The world is always ready to sit at the deathbed of Christianity. From time to time it has confidently proclaimed the end of Christ and all for which He stands.
Sad, indeed, but far more sad when a disciple suffers a spiritual declension and sits down “to see the end” (Matthew 26:58). Not merely an eclipse, a temporary obliteration, but the dark, dismal and final end; the end of all the hopes that came suddenly to life on that bright morning when brother Andrew cried, “We have found Him!” (John 1:41). The end of the grand adventure, the miracles, the walking and talking, the confession at Caesarea Philippi, the holy transfiguration, the intimate supper, the tender prayer, “I have prayed for you” (Luke 22:32). The end! The collapse, the defeat, the final disillusionment.
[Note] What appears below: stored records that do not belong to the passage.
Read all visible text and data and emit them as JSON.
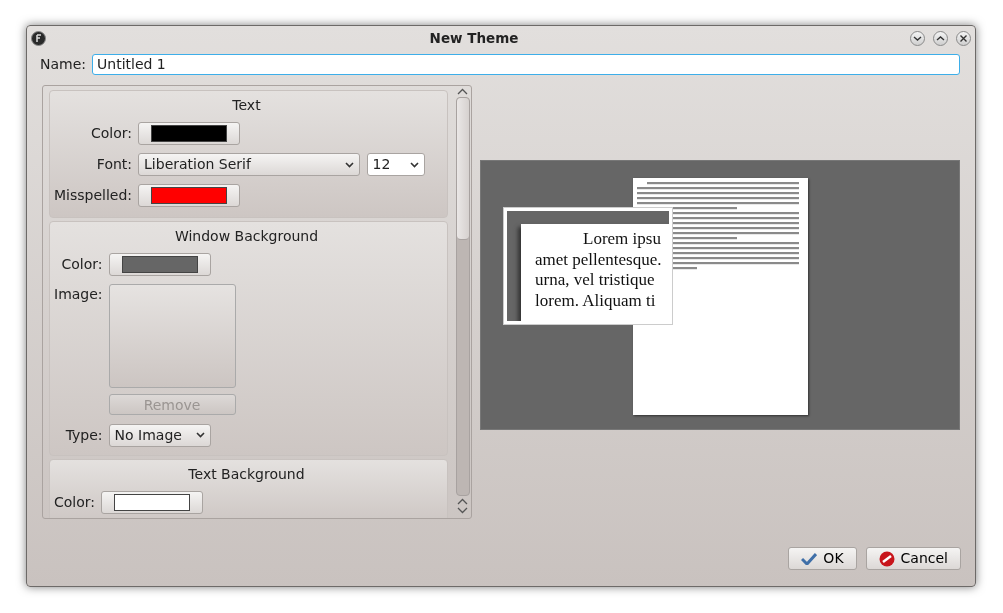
{
  "window": {
    "title": "New Theme"
  },
  "name_field": {
    "label": "Name:",
    "value": "Untitled 1"
  },
  "sections": [
    {
      "title": "Text",
      "rows": [
        {
          "kind": "color",
          "label": "Color:",
          "color": "#000000"
        },
        {
          "kind": "font",
          "label": "Font:",
          "value": "Liberation Serif",
          "size": "12"
        },
        {
          "kind": "color",
          "label": "Misspelled:",
          "color": "#ff0000"
        }
      ]
    },
    {
      "title": "Window Background",
      "rows": [
        {
          "kind": "color",
          "label": "Color:",
          "color": "#666666"
        },
        {
          "kind": "image",
          "label": "Image:",
          "button": "Remove",
          "disabled": true
        },
        {
          "kind": "select",
          "label": "Type:",
          "value": "No Image"
        }
      ]
    },
    {
      "title": "Text Background",
      "rows": [
        {
          "kind": "color",
          "label": "Color:",
          "color": "#ffffff"
        }
      ]
    }
  ],
  "preview": {
    "zoom_lines": [
      "Lorem ipsu",
      "amet pellentesque.",
      "urna, vel tristique",
      "lorem. Aliquam ti"
    ]
  },
  "buttons": [
    {
      "kind": "ok",
      "label": "OK"
    },
    {
      "kind": "cancel",
      "label": "Cancel"
    }
  ]
}
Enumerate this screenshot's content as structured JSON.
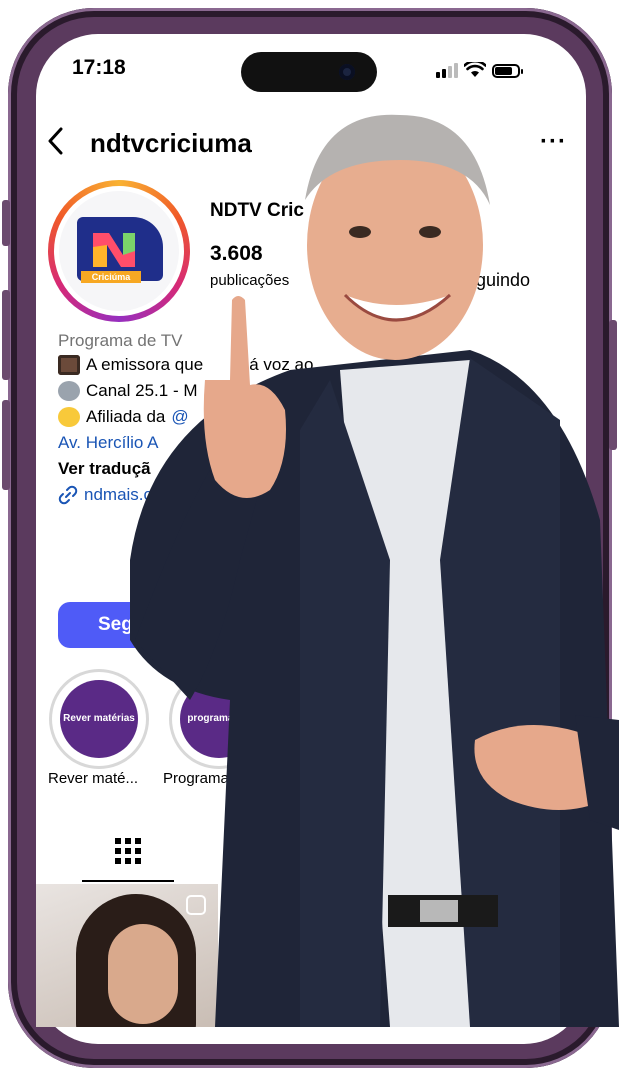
{
  "status_bar": {
    "time": "17:18"
  },
  "header": {
    "username": "ndtvcriciuma",
    "back_icon": "chevron-left-icon",
    "more_label": "···"
  },
  "profile": {
    "display_name": "NDTV Cric",
    "posts_count": "3.608",
    "posts_label": "publicações",
    "following_label": "guindo",
    "avatar_tag": "Criciúma"
  },
  "bio": {
    "category": "Programa de TV",
    "line1": "A emissora que",
    "line1b": "á voz ao",
    "line2": "Canal 25.1 - M",
    "line3": "Afiliada da",
    "line3b": "@",
    "address": "Av. Hercílio A",
    "translate": "Ver traduçã",
    "link": "ndmais.c"
  },
  "follow_button": {
    "label": "Seg"
  },
  "highlights": [
    {
      "cover_text": "Rever matérias",
      "label": "Rever maté..."
    },
    {
      "cover_text": "programação",
      "label": "Programa"
    }
  ],
  "colors": {
    "follow": "#4f5bf7",
    "link": "#1a55b5",
    "highlight": "#5a2a86",
    "frame": "#5b3a5e"
  }
}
The disciple becomes a spectator of the last act in the tragedy, before the curtain rings down upon unrelieved night. In and out of the entries and passages, along the narrow streets, the dejected and desperate Peter was drawn on. Fearing to advance, and unable to retreat, his fierce love and insatiable curiosity fighting against his failing faith, he went forward. The crisis held him, compelled him to go on and “see the end.” Matthew 26 is a terrible chapter for Peter; from the 23rd verse on, he cannot get out of the story. There all his swift declensions and denials appear, until the terrible 75th verse, with its bitter tears.
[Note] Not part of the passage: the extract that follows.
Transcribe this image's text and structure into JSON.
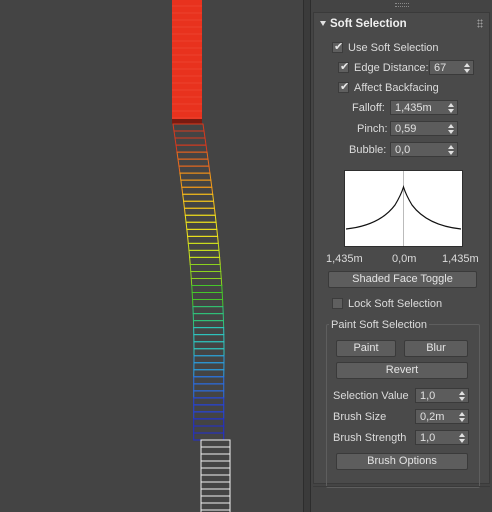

First, he placed a distance between himself and his Lord. I find myself speculating about the measurement of those words, “afar off” (Matthew 26:58 KJV). How far? Then I remind myself that we do not measure spiritual distances in yards or miles, but in love and loyalties. How far is it from the embittered heart of a loveless husband to the empty heart of the disappointed wife?
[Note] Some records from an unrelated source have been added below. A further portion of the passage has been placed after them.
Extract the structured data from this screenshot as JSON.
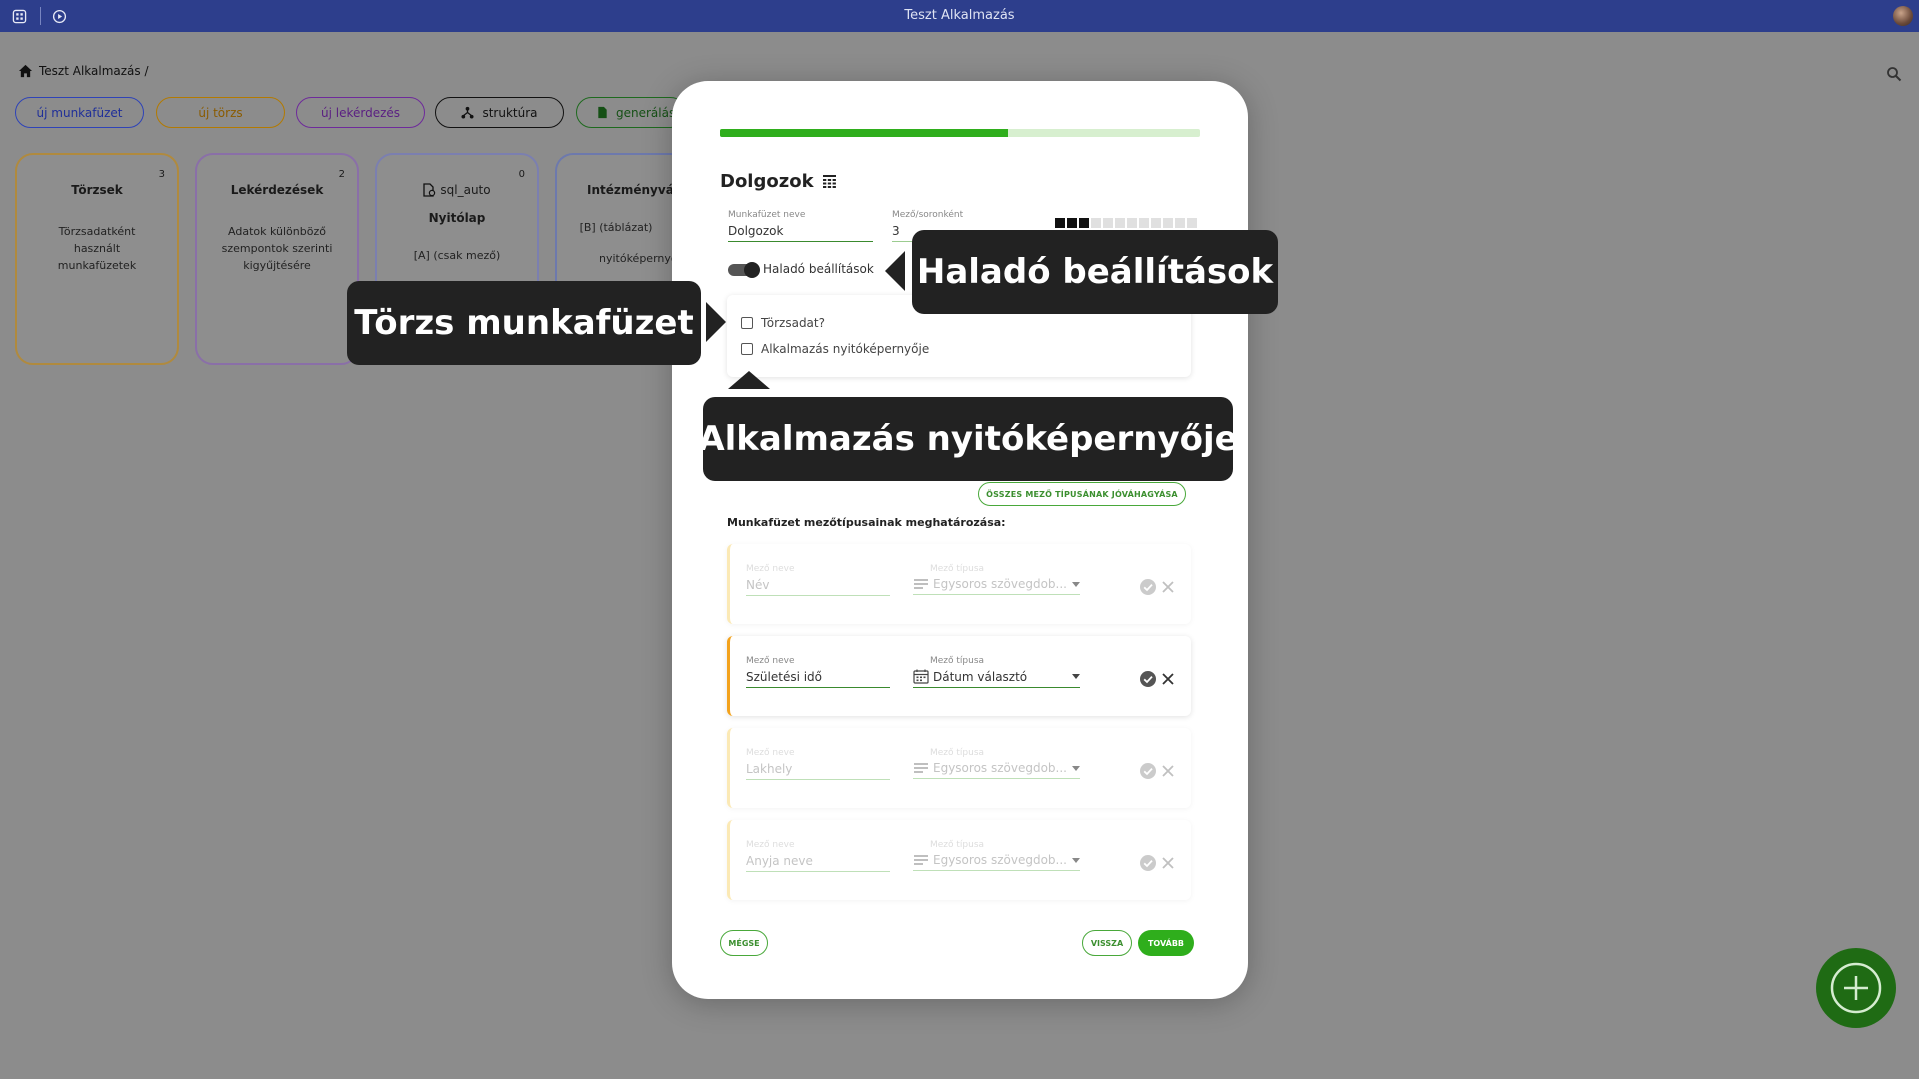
{
  "app": {
    "title": "Teszt Alkalmazás"
  },
  "breadcrumb": {
    "text": "Teszt Alkalmazás /"
  },
  "toolbar": {
    "new_workbook": "új munkafüzet",
    "new_master": "új törzs",
    "new_query": "új lekérdezés",
    "structure": "struktúra",
    "generate": "generálás"
  },
  "cards": [
    {
      "title": "Törzsek",
      "count": "3",
      "desc": "Törzsadatként használt munkafüzetek"
    },
    {
      "title": "Lekérdezések",
      "count": "2",
      "desc": "Adatok különböző szempontok szerinti kigyűjtésére"
    },
    {
      "title": "sql_auto",
      "count": "0",
      "subtitle": "Nyitólap",
      "desc": "[A] (csak mező)"
    },
    {
      "title": "Intézményválasz",
      "desc": "[B] (táblázat)",
      "desc2": "nyitóképernyő"
    }
  ],
  "modal": {
    "progress": 0.6,
    "title": "Dolgozok",
    "workbook_name_label": "Munkafüzet neve",
    "workbook_name_value": "Dolgozok",
    "fields_per_row_label": "Mező/soronként",
    "fields_per_row_value": "3",
    "fields_per_row_selected": 3,
    "fields_per_row_total": 12,
    "advanced_toggle_label": "Haladó beállítások",
    "advanced_toggle_on": true,
    "master_data_checkbox": "Törzsadat?",
    "start_screen_checkbox": "Alkalmazás nyitóképernyője",
    "confirm_all_button": "ÖSSZES MEZŐ TÍPUSÁNAK JÓVÁHAGYÁSA",
    "section_label": "Munkafüzet mezőtípusainak meghatározása:",
    "field_name_label": "Mező neve",
    "field_type_label": "Mező típusa",
    "fields": [
      {
        "name": "Név",
        "type": "Egysoros szövegdob...",
        "active": false
      },
      {
        "name": "Születési idő",
        "type": "Dátum választó",
        "active": true
      },
      {
        "name": "Lakhely",
        "type": "Egysoros szövegdob...",
        "active": false
      },
      {
        "name": "Anyja neve",
        "type": "Egysoros szövegdob...",
        "active": false
      }
    ],
    "cancel_button": "MÉGSE",
    "back_button": "VISSZA",
    "next_button": "TOVÁBB"
  },
  "tooltips": {
    "advanced": "Haladó beállítások",
    "master": "Törzs munkafüzet",
    "start_screen": "Alkalmazás nyitóképernyője"
  },
  "colors": {
    "topbar": "#2d3e8c",
    "accent_green": "#2fae1c",
    "tooltip_bg": "#222222",
    "active_row_border": "#f3a21c"
  }
}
Was it the second step in the disciple’s collapse when he “went in” (Matt. 26:58 KJV) among the enemies of Jesus? Gripped in a dreadful reaction of despair, he went into dangerous company as he joined the coldly hostile crowd. Christians cannot be neutral. When we are told that he “sat down,” we realize that his convictions are lost in the crowd.
It was nearly the end of Peter. The love of Christ saved this man—the love that knows no end. The love of Christ will save you and me. Indeed, I have no other hope, have you? The end? Not the end of Jesus, but the end of a chapter in a disciple’s weakness, and the beginning of an experience which enables us to bow our heads for his apostolic blessing: “Receiving the end of your faith, even the salvation of your souls” (1 Peter 1:9 KJV).
Albert Orsborn, The War Cry